• **PROMPT**: For the data below, please report each line where the word "Payment" is found.

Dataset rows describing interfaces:
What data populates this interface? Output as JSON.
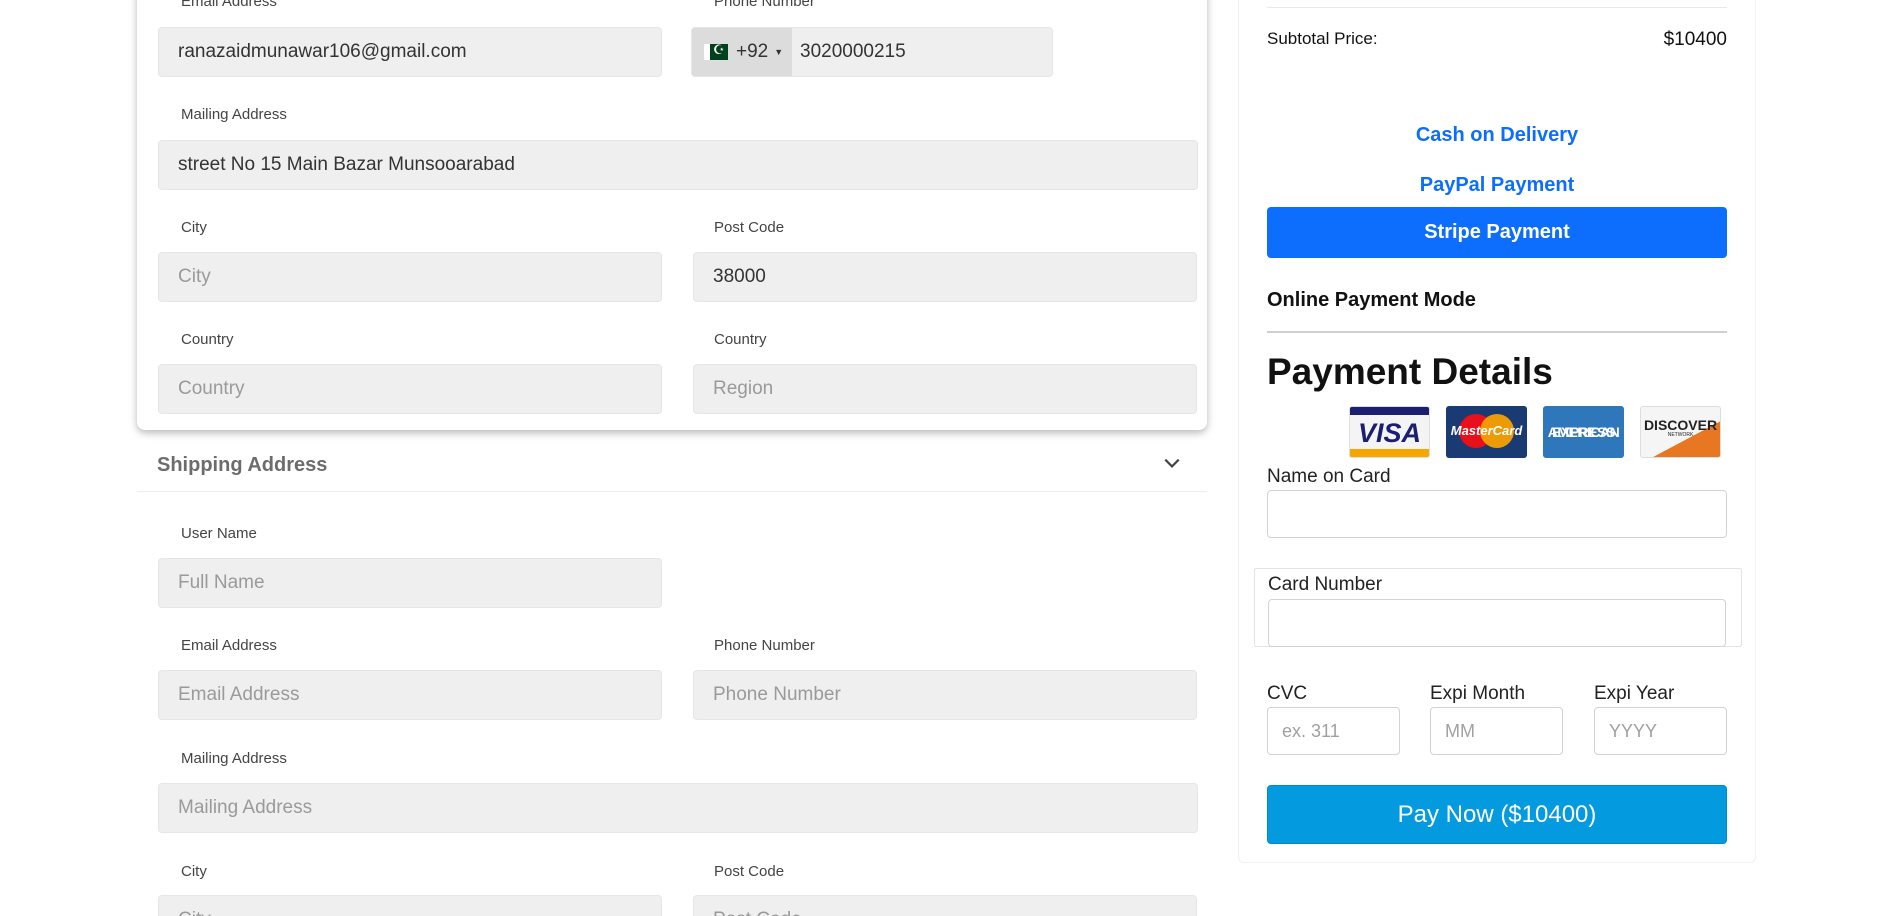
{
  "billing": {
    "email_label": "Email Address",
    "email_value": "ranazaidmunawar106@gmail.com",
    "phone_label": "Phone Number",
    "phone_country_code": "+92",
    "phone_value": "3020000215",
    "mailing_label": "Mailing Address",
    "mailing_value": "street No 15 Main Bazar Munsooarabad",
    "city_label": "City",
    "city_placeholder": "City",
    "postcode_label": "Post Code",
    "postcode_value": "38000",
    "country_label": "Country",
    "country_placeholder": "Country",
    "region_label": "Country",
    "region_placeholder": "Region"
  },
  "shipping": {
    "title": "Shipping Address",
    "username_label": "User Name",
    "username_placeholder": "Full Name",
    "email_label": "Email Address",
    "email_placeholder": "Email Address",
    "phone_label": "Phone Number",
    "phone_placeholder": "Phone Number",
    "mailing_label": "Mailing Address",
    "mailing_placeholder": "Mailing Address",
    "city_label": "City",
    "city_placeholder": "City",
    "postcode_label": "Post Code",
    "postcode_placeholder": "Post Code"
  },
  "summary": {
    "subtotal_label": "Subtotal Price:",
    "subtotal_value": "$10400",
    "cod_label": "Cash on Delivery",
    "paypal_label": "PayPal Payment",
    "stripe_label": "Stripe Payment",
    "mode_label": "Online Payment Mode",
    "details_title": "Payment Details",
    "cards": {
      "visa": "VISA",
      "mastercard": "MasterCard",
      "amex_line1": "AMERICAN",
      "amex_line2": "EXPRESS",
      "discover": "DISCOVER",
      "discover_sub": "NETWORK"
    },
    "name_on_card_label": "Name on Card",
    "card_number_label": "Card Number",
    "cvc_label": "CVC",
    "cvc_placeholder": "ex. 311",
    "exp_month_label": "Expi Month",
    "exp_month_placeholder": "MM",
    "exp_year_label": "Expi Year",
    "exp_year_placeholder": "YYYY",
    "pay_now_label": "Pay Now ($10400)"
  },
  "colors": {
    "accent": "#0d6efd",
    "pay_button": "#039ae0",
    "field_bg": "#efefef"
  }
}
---
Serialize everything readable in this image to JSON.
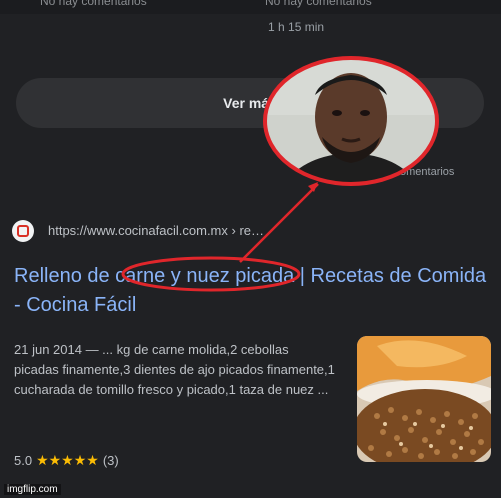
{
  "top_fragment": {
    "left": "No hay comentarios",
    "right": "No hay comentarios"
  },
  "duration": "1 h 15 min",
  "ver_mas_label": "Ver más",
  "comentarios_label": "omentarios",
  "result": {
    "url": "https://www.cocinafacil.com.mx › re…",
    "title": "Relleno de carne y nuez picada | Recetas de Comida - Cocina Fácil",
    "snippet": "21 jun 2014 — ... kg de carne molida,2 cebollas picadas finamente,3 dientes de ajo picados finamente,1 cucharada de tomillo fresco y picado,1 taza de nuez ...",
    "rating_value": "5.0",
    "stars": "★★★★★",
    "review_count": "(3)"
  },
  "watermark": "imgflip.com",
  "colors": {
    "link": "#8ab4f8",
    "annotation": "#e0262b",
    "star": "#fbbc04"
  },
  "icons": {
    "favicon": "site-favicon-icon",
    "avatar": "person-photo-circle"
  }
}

• **THE COMPLETED TASK**:
    "paypal_label": "PayPal Payment",
    "stripe_label": "Stripe Payment",
    "mode_label": "Online Payment Mode",
    "details_title": "Payment Details",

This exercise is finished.